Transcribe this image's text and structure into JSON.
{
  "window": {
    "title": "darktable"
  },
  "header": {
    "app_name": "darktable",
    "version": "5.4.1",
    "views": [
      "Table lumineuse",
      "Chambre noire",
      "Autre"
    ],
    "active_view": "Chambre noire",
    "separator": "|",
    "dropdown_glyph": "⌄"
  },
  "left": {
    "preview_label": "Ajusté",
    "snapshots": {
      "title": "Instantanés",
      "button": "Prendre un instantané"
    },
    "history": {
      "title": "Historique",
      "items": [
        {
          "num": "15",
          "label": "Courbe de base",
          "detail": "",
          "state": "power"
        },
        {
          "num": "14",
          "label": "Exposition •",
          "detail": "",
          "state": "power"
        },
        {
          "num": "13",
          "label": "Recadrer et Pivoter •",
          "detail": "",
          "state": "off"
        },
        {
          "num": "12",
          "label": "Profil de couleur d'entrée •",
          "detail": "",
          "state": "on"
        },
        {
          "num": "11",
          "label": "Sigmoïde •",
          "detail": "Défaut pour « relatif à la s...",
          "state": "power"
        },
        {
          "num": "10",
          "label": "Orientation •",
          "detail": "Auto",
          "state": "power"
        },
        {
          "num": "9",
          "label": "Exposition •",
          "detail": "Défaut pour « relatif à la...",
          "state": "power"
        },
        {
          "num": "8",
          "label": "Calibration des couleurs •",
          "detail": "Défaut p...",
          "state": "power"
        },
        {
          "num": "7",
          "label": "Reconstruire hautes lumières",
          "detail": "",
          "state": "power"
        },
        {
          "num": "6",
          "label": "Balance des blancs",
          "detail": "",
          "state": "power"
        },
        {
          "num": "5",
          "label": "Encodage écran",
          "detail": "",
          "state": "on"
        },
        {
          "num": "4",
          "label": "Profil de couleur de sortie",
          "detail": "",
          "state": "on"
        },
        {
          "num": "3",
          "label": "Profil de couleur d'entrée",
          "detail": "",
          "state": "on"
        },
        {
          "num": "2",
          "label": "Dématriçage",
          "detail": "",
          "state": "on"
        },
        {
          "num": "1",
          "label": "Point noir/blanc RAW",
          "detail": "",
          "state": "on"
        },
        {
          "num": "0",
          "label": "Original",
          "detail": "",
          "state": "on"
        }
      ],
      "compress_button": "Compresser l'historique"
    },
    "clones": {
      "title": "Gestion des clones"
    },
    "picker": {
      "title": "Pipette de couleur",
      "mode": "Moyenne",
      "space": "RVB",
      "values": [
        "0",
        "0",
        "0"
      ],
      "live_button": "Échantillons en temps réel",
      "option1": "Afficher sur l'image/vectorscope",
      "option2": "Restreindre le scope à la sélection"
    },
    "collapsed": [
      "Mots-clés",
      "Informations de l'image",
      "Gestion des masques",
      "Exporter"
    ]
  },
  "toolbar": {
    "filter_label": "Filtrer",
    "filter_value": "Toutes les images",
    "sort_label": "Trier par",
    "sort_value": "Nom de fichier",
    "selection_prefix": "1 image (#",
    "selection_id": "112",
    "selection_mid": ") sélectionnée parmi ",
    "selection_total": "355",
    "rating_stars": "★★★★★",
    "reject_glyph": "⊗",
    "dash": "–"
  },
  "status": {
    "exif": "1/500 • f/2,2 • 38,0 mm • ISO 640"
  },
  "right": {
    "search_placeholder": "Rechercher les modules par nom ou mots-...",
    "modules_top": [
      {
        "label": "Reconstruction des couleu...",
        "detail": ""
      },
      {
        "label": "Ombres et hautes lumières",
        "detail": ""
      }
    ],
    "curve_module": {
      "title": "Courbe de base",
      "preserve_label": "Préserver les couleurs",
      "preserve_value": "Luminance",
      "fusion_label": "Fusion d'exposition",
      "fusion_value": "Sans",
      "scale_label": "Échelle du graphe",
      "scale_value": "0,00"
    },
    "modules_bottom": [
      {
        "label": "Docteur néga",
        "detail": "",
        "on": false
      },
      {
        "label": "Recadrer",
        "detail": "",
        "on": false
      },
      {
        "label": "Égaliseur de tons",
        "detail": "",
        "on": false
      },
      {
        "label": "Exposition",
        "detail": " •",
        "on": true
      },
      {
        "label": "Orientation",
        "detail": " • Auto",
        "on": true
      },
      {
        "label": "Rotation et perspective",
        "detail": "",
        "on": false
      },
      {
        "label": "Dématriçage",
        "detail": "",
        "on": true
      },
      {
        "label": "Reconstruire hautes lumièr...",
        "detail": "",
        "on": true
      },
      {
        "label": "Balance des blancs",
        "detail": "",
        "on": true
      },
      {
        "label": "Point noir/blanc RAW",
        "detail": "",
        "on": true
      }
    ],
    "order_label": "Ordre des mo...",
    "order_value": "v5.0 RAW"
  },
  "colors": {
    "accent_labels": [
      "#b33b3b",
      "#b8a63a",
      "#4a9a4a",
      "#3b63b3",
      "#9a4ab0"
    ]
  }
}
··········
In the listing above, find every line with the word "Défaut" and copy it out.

          "detail": "Défaut pour « relatif à la s...",
          "detail": "Défaut pour « relatif à la...",
          "detail": "Défaut p...",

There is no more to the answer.